▶ [Work request]: Quote all entries exactly, leaving pictures aside.

════════

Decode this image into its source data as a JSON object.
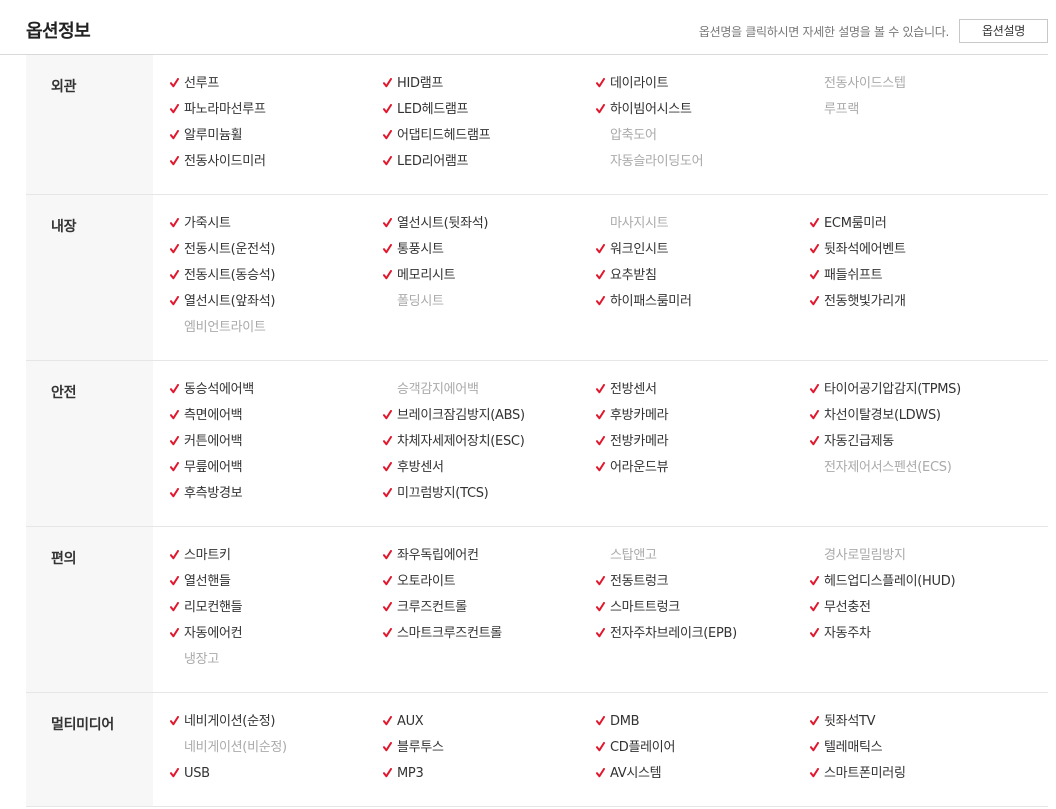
{
  "header": {
    "title": "옵션정보",
    "hint": "옵션명을 클릭하시면 자세한 설명을 볼 수 있습니다.",
    "button_label": "옵션설명"
  },
  "colors": {
    "check": "#e0182d",
    "available": "#333333",
    "unavailable": "#aaaaaa"
  },
  "categories": [
    {
      "label": "외관",
      "columns": [
        [
          {
            "label": "선루프",
            "on": true
          },
          {
            "label": "파노라마선루프",
            "on": true
          },
          {
            "label": "알루미늄휠",
            "on": true
          },
          {
            "label": "전동사이드미러",
            "on": true
          }
        ],
        [
          {
            "label": "HID램프",
            "on": true
          },
          {
            "label": "LED헤드램프",
            "on": true
          },
          {
            "label": "어댑티드헤드램프",
            "on": true
          },
          {
            "label": "LED리어램프",
            "on": true
          }
        ],
        [
          {
            "label": "데이라이트",
            "on": true
          },
          {
            "label": "하이빔어시스트",
            "on": true
          },
          {
            "label": "압축도어",
            "on": false
          },
          {
            "label": "자동슬라이딩도어",
            "on": false
          }
        ],
        [
          {
            "label": "전동사이드스텝",
            "on": false
          },
          {
            "label": "루프랙",
            "on": false
          }
        ]
      ]
    },
    {
      "label": "내장",
      "columns": [
        [
          {
            "label": "가죽시트",
            "on": true
          },
          {
            "label": "전동시트(운전석)",
            "on": true
          },
          {
            "label": "전동시트(동승석)",
            "on": true
          },
          {
            "label": "열선시트(앞좌석)",
            "on": true
          },
          {
            "label": "엠비언트라이트",
            "on": false
          }
        ],
        [
          {
            "label": "열선시트(뒷좌석)",
            "on": true
          },
          {
            "label": "통풍시트",
            "on": true
          },
          {
            "label": "메모리시트",
            "on": true
          },
          {
            "label": "폴딩시트",
            "on": false
          }
        ],
        [
          {
            "label": "마사지시트",
            "on": false
          },
          {
            "label": "워크인시트",
            "on": true
          },
          {
            "label": "요추받침",
            "on": true
          },
          {
            "label": "하이패스룸미러",
            "on": true
          }
        ],
        [
          {
            "label": "ECM룸미러",
            "on": true
          },
          {
            "label": "뒷좌석에어벤트",
            "on": true
          },
          {
            "label": "패들쉬프트",
            "on": true
          },
          {
            "label": "전동햇빛가리개",
            "on": true
          }
        ]
      ]
    },
    {
      "label": "안전",
      "columns": [
        [
          {
            "label": "동승석에어백",
            "on": true
          },
          {
            "label": "측면에어백",
            "on": true
          },
          {
            "label": "커튼에어백",
            "on": true
          },
          {
            "label": "무릎에어백",
            "on": true
          },
          {
            "label": "후측방경보",
            "on": true
          }
        ],
        [
          {
            "label": "승객감지에어백",
            "on": false
          },
          {
            "label": "브레이크잠김방지(ABS)",
            "on": true
          },
          {
            "label": "차체자세제어장치(ESC)",
            "on": true
          },
          {
            "label": "후방센서",
            "on": true
          },
          {
            "label": "미끄럼방지(TCS)",
            "on": true
          }
        ],
        [
          {
            "label": "전방센서",
            "on": true
          },
          {
            "label": "후방카메라",
            "on": true
          },
          {
            "label": "전방카메라",
            "on": true
          },
          {
            "label": "어라운드뷰",
            "on": true
          }
        ],
        [
          {
            "label": "타이어공기압감지(TPMS)",
            "on": true
          },
          {
            "label": "차선이탈경보(LDWS)",
            "on": true
          },
          {
            "label": "자동긴급제동",
            "on": true
          },
          {
            "label": "전자제어서스펜션(ECS)",
            "on": false
          }
        ]
      ]
    },
    {
      "label": "편의",
      "columns": [
        [
          {
            "label": "스마트키",
            "on": true
          },
          {
            "label": "열선핸들",
            "on": true
          },
          {
            "label": "리모컨핸들",
            "on": true
          },
          {
            "label": "자동에어컨",
            "on": true
          },
          {
            "label": "냉장고",
            "on": false
          }
        ],
        [
          {
            "label": "좌우독립에어컨",
            "on": true
          },
          {
            "label": "오토라이트",
            "on": true
          },
          {
            "label": "크루즈컨트롤",
            "on": true
          },
          {
            "label": "스마트크루즈컨트롤",
            "on": true
          }
        ],
        [
          {
            "label": "스탑앤고",
            "on": false
          },
          {
            "label": "전동트렁크",
            "on": true
          },
          {
            "label": "스마트트렁크",
            "on": true
          },
          {
            "label": "전자주차브레이크(EPB)",
            "on": true
          }
        ],
        [
          {
            "label": "경사로밀림방지",
            "on": false
          },
          {
            "label": "헤드업디스플레이(HUD)",
            "on": true
          },
          {
            "label": "무선충전",
            "on": true
          },
          {
            "label": "자동주차",
            "on": true
          }
        ]
      ]
    },
    {
      "label": "멀티미디어",
      "columns": [
        [
          {
            "label": "네비게이션(순정)",
            "on": true
          },
          {
            "label": "네비게이션(비순정)",
            "on": false
          },
          {
            "label": "USB",
            "on": true
          }
        ],
        [
          {
            "label": "AUX",
            "on": true
          },
          {
            "label": "블루투스",
            "on": true
          },
          {
            "label": "MP3",
            "on": true
          }
        ],
        [
          {
            "label": "DMB",
            "on": true
          },
          {
            "label": "CD플레이어",
            "on": true
          },
          {
            "label": "AV시스템",
            "on": true
          }
        ],
        [
          {
            "label": "뒷좌석TV",
            "on": true
          },
          {
            "label": "텔레매틱스",
            "on": true
          },
          {
            "label": "스마트폰미러링",
            "on": true
          }
        ]
      ]
    }
  ]
}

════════

▶ [Task solution]:
Decode this image into its source data as a JSON object.
{
  "header": {
    "title": "옵션정보",
    "hint": "옵션명을 클릭하시면 자세한 설명을 볼 수 있습니다.",
    "button_label": "옵션설명"
  },
  "colors": {
    "check": "#e0182d",
    "available": "#333333",
    "unavailable": "#aaaaaa"
  },
  "categories": [
    {
      "label": "외관",
      "columns": [
        [
          {
            "label": "선루프",
            "on": true
          },
          {
            "label": "파노라마선루프",
            "on": true
          },
          {
            "label": "알루미늄휠",
            "on": true
          },
          {
            "label": "전동사이드미러",
            "on": true
          }
        ],
        [
          {
            "label": "HID램프",
            "on": true
          },
          {
            "label": "LED헤드램프",
            "on": true
          },
          {
            "label": "어댑티드헤드램프",
            "on": true
          },
          {
            "label": "LED리어램프",
            "on": true
          }
        ],
        [
          {
            "label": "데이라이트",
            "on": true
          },
          {
            "label": "하이빔어시스트",
            "on": true
          },
          {
            "label": "압축도어",
            "on": false
          },
          {
            "label": "자동슬라이딩도어",
            "on": false
          }
        ],
        [
          {
            "label": "전동사이드스텝",
            "on": false
          },
          {
            "label": "루프랙",
            "on": false
          }
        ]
      ]
    },
    {
      "label": "내장",
      "columns": [
        [
          {
            "label": "가죽시트",
            "on": true
          },
          {
            "label": "전동시트(운전석)",
            "on": true
          },
          {
            "label": "전동시트(동승석)",
            "on": true
          },
          {
            "label": "열선시트(앞좌석)",
            "on": true
          },
          {
            "label": "엠비언트라이트",
            "on": false
          }
        ],
        [
          {
            "label": "열선시트(뒷좌석)",
            "on": true
          },
          {
            "label": "통풍시트",
            "on": true
          },
          {
            "label": "메모리시트",
            "on": true
          },
          {
            "label": "폴딩시트",
            "on": false
          }
        ],
        [
          {
            "label": "마사지시트",
            "on": false
          },
          {
            "label": "워크인시트",
            "on": true
          },
          {
            "label": "요추받침",
            "on": true
          },
          {
            "label": "하이패스룸미러",
            "on": true
          }
        ],
        [
          {
            "label": "ECM룸미러",
            "on": true
          },
          {
            "label": "뒷좌석에어벤트",
            "on": true
          },
          {
            "label": "패들쉬프트",
            "on": true
          },
          {
            "label": "전동햇빛가리개",
            "on": true
          }
        ]
      ]
    },
    {
      "label": "안전",
      "columns": [
        [
          {
            "label": "동승석에어백",
            "on": true
          },
          {
            "label": "측면에어백",
            "on": true
          },
          {
            "label": "커튼에어백",
            "on": true
          },
          {
            "label": "무릎에어백",
            "on": true
          },
          {
            "label": "후측방경보",
            "on": true
          }
        ],
        [
          {
            "label": "승객감지에어백",
            "on": false
          },
          {
            "label": "브레이크잠김방지(ABS)",
            "on": true
          },
          {
            "label": "차체자세제어장치(ESC)",
            "on": true
          },
          {
            "label": "후방센서",
            "on": true
          },
          {
            "label": "미끄럼방지(TCS)",
            "on": true
          }
        ],
        [
          {
            "label": "전방센서",
            "on": true
          },
          {
            "label": "후방카메라",
            "on": true
          },
          {
            "label": "전방카메라",
            "on": true
          },
          {
            "label": "어라운드뷰",
            "on": true
          }
        ],
        [
          {
            "label": "타이어공기압감지(TPMS)",
            "on": true
          },
          {
            "label": "차선이탈경보(LDWS)",
            "on": true
          },
          {
            "label": "자동긴급제동",
            "on": true
          },
          {
            "label": "전자제어서스펜션(ECS)",
            "on": false
          }
        ]
      ]
    },
    {
      "label": "편의",
      "columns": [
        [
          {
            "label": "스마트키",
            "on": true
          },
          {
            "label": "열선핸들",
            "on": true
          },
          {
            "label": "리모컨핸들",
            "on": true
          },
          {
            "label": "자동에어컨",
            "on": true
          },
          {
            "label": "냉장고",
            "on": false
          }
        ],
        [
          {
            "label": "좌우독립에어컨",
            "on": true
          },
          {
            "label": "오토라이트",
            "on": true
          },
          {
            "label": "크루즈컨트롤",
            "on": true
          },
          {
            "label": "스마트크루즈컨트롤",
            "on": true
          }
        ],
        [
          {
            "label": "스탑앤고",
            "on": false
          },
          {
            "label": "전동트렁크",
            "on": true
          },
          {
            "label": "스마트트렁크",
            "on": true
          },
          {
            "label": "전자주차브레이크(EPB)",
            "on": true
          }
        ],
        [
          {
            "label": "경사로밀림방지",
            "on": false
          },
          {
            "label": "헤드업디스플레이(HUD)",
            "on": true
          },
          {
            "label": "무선충전",
            "on": true
          },
          {
            "label": "자동주차",
            "on": true
          }
        ]
      ]
    },
    {
      "label": "멀티미디어",
      "columns": [
        [
          {
            "label": "네비게이션(순정)",
            "on": true
          },
          {
            "label": "네비게이션(비순정)",
            "on": false
          },
          {
            "label": "USB",
            "on": true
          }
        ],
        [
          {
            "label": "AUX",
            "on": true
          },
          {
            "label": "블루투스",
            "on": true
          },
          {
            "label": "MP3",
            "on": true
          }
        ],
        [
          {
            "label": "DMB",
            "on": true
          },
          {
            "label": "CD플레이어",
            "on": true
          },
          {
            "label": "AV시스템",
            "on": true
          }
        ],
        [
          {
            "label": "뒷좌석TV",
            "on": true
          },
          {
            "label": "텔레매틱스",
            "on": true
          },
          {
            "label": "스마트폰미러링",
            "on": true
          }
        ]
      ]
    }
  ]
}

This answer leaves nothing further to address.